[Opening ENTRIES SUPPLIED section]
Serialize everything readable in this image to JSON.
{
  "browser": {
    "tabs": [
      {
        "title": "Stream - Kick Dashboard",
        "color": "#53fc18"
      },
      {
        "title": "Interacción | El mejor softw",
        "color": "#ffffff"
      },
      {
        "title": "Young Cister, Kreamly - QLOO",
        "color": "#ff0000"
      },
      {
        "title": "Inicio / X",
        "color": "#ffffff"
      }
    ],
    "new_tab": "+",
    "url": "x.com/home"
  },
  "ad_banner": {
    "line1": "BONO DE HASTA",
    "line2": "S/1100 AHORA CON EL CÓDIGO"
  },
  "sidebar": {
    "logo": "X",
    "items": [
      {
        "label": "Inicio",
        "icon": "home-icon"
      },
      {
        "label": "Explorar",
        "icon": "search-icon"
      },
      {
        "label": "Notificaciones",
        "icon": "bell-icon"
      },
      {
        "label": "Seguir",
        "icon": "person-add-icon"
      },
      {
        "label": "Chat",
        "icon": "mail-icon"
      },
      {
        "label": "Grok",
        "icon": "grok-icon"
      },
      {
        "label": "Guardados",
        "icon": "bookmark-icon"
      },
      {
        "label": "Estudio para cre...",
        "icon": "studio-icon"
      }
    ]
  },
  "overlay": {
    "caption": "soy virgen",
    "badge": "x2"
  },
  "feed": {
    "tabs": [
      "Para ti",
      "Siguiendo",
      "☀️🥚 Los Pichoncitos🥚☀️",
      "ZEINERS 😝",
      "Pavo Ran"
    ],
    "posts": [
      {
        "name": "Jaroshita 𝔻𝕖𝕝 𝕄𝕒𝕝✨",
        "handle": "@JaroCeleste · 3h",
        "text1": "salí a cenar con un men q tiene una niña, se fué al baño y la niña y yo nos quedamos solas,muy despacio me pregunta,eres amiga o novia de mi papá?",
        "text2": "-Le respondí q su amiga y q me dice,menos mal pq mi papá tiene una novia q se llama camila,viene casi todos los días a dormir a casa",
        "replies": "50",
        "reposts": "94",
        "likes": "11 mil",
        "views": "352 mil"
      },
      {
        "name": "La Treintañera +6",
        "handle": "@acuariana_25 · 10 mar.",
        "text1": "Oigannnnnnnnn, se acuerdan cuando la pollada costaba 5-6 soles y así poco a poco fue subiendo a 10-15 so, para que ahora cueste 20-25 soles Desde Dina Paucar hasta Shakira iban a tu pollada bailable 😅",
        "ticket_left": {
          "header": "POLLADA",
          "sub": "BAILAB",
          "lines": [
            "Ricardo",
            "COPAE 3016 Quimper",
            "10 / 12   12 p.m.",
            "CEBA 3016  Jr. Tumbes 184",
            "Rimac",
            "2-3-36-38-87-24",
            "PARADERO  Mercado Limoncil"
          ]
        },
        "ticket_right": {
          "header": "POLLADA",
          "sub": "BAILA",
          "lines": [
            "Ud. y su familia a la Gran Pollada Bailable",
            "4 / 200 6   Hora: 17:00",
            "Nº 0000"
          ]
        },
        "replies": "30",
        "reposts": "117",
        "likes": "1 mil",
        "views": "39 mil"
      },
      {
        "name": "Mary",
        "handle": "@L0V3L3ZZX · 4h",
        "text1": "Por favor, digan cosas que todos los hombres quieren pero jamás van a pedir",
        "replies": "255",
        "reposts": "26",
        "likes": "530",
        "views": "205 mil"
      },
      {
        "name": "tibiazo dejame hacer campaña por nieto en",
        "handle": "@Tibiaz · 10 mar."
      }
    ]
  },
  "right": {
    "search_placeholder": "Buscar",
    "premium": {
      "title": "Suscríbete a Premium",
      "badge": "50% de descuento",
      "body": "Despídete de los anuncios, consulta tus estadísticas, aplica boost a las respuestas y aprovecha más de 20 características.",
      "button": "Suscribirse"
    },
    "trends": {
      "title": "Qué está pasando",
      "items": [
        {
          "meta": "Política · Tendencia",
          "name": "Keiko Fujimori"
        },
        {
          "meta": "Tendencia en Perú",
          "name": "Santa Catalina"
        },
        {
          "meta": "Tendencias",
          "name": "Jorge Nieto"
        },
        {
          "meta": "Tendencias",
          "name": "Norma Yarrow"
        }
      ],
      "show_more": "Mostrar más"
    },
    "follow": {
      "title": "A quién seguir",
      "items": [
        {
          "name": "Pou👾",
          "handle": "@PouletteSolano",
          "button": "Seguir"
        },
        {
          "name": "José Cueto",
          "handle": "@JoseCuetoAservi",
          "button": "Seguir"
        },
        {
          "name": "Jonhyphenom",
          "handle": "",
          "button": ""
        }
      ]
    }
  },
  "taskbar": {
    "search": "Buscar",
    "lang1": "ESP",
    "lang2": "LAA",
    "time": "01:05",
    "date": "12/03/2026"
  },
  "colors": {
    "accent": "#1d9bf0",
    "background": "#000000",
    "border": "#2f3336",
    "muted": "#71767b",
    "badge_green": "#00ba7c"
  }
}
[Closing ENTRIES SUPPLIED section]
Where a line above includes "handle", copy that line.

        "handle": "@JaroCeleste · 3h",
        "handle": "@acuariana_25 · 10 mar.",
        "handle": "@L0V3L3ZZX · 4h",
        "handle": "@Tibiaz · 10 mar."
          "handle": "@PouletteSolano",
          "handle": "@JoseCuetoAservi",
          "handle": "",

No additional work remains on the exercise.